I am so sick of memory leaks in code I didn’t write right now. whats a few hundred meg lost? Just make sure you’re compiled to 64 bit so you can keep leaking memory for months and it will happily swap it out.

I think I’m taking the weekend off and not going to look at a single line of code, thats how pissed off I am at leaking a hundred meg in an afternoon with absolutely no information form instruments that I can use and no increase in my own object counts so it’s not my fault.

From what I can gather Xcode has some new shiny tools built-in, so it could be that they’re letting Instruments fall to the way side; just like Quartz Composer :frowning:

Well, I can normally only track leaks which create thousands of objects and leak a couple of megabytes.
All those small leaks of a few bytes are nearly impossible to locate.

BTW, I found the Runtime object iterator utterly useless because it includes its own objects it creates. I had also tried to write smart code that would use introspection to check an object and all its dependencies for a circular reference, but that also fails once you run into items with arrays, because Introspection, or rather the Variant type, doesn’t let you access the elements if you don’t hard-code the correct array element type for them. There used to be an actually useful function in the early days called DebugDumpObjects, but that got removed in the wrong belief that the new Runtime module could replace it and be better at it, when in fact it got worse. Sad story that never seemed to interest anyone at Real after breaking it (in fact, at that time I worked for them and tried to get it working again but was kicked out before I could finish it).
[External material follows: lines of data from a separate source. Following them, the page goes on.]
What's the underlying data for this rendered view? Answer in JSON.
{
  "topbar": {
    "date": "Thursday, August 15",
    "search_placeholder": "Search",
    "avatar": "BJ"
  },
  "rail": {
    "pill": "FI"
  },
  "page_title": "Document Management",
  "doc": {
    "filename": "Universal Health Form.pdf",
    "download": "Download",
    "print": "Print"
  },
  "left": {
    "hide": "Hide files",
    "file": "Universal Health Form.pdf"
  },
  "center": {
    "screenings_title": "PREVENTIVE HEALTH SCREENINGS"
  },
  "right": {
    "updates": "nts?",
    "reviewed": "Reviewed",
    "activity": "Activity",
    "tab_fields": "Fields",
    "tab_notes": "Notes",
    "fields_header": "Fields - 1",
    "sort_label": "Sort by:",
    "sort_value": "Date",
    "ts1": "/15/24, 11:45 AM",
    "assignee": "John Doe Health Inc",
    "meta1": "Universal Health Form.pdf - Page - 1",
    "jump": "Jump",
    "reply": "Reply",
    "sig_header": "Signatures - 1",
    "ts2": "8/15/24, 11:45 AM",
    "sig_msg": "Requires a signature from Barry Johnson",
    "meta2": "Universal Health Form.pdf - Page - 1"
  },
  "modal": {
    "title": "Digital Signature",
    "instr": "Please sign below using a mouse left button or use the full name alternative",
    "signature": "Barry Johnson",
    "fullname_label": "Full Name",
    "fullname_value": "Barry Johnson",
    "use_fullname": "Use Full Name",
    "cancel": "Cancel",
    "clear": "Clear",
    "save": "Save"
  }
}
James, is your app using HTMLViewers or any other plug-ins? Javascript and other Cocoa code may be garbage-collected rather than reference-counted, in which case you will see what appears to be “leaks” but which are actually just garbage building up, which will be eventually collected. I spent a number of hours tracking “leaks” in HTMLViewer/JavaScript code which turned out to be not a leak.

I don’t think modern Cocoa does Garbage collection anymore, something to do with cuts to local governments… Although don’t hold me to it as some API uses ‘lazy’ reference counting. Which means that the memory gets released whenever the OS deems necessary, sounds a lot like Garbage Collection to me!

Lazy APIs are a PITA, not just for leak checking, but also when working with the App Sandbox, as it may not load the file contents when your application has access to the file.